** Opening Records shown block **

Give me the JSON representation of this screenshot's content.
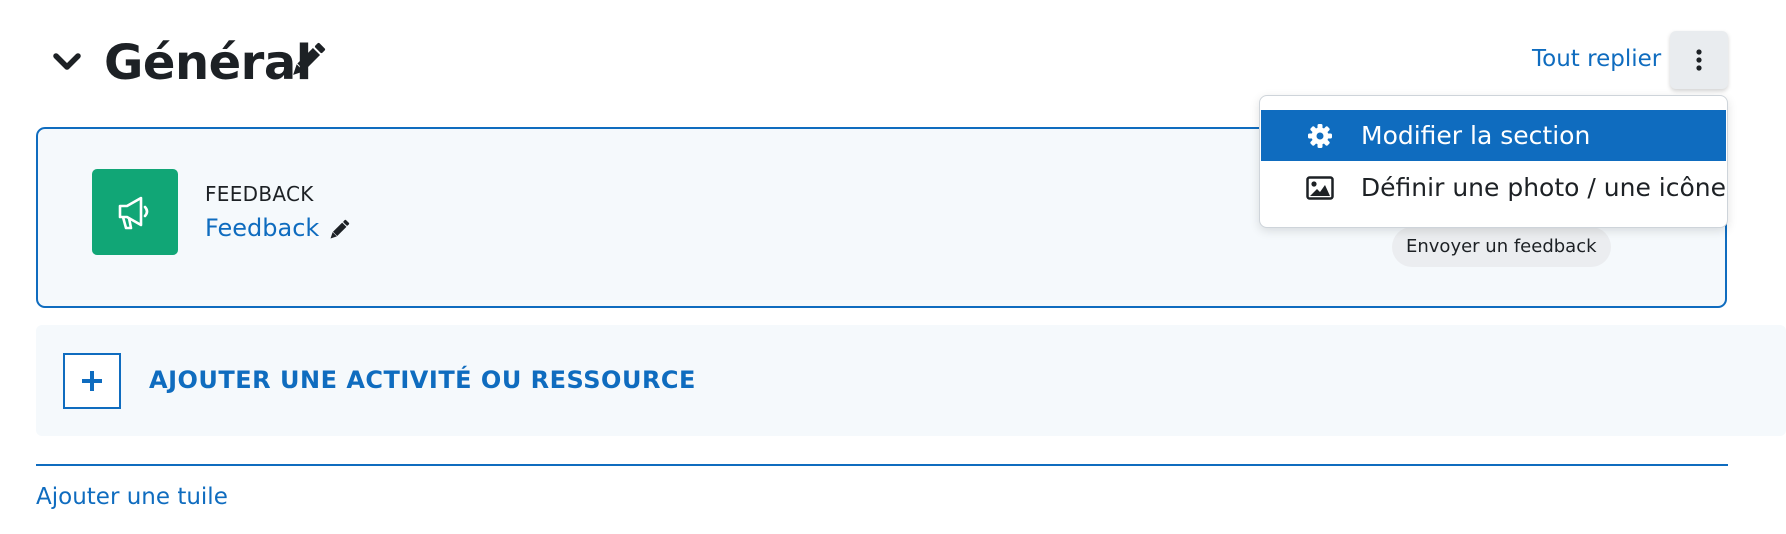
{
  "section": {
    "title": "Général",
    "collapse_all_label": "Tout replier"
  },
  "section_menu": {
    "items": [
      {
        "label": "Modifier la section",
        "icon": "gear-icon",
        "active": true
      },
      {
        "label": "Définir une photo / une icône",
        "icon": "image-icon",
        "active": false
      }
    ]
  },
  "activity": {
    "type_label": "FEEDBACK",
    "name": "Feedback",
    "icon": "megaphone-icon",
    "action_pill": "Envoyer un feedback"
  },
  "add_activity": {
    "label": "AJOUTER UNE ACTIVITÉ OU RESSOURCE"
  },
  "footer": {
    "add_tile_label": "Ajouter une tuile"
  },
  "colors": {
    "primary": "#0f6cbf",
    "activity_icon_bg": "#11a676",
    "card_bg": "#f5f9fc"
  }
}
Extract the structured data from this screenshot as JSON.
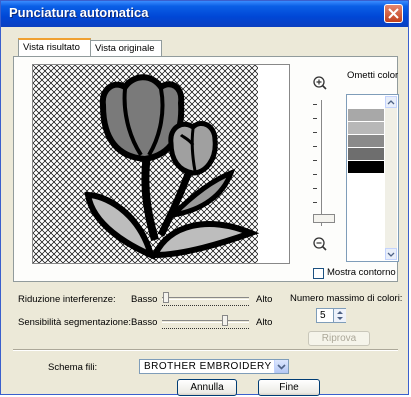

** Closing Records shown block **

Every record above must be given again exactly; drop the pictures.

Give me the JSON representation of this screenshot's content.
{
  "section": {
    "title": "Général",
    "collapse_all_label": "Tout replier"
  },
  "section_menu": {
    "items": [
      {
        "label": "Modifier la section",
        "icon": "gear-icon",
        "active": true
      },
      {
        "label": "Définir une photo / une icône",
        "icon": "image-icon",
        "active": false
      }
    ]
  },
  "activity": {
    "type_label": "FEEDBACK",
    "name": "Feedback",
    "icon": "megaphone-icon",
    "action_pill": "Envoyer un feedback"
  },
  "add_activity": {
    "label": "AJOUTER UNE ACTIVITÉ OU RESSOURCE"
  },
  "footer": {
    "add_tile_label": "Ajouter une tuile"
  },
  "colors": {
    "primary": "#0f6cbf",
    "activity_icon_bg": "#11a676",
    "card_bg": "#f5f9fc"
  }
}
Extract the structured data from this screenshot as JSON.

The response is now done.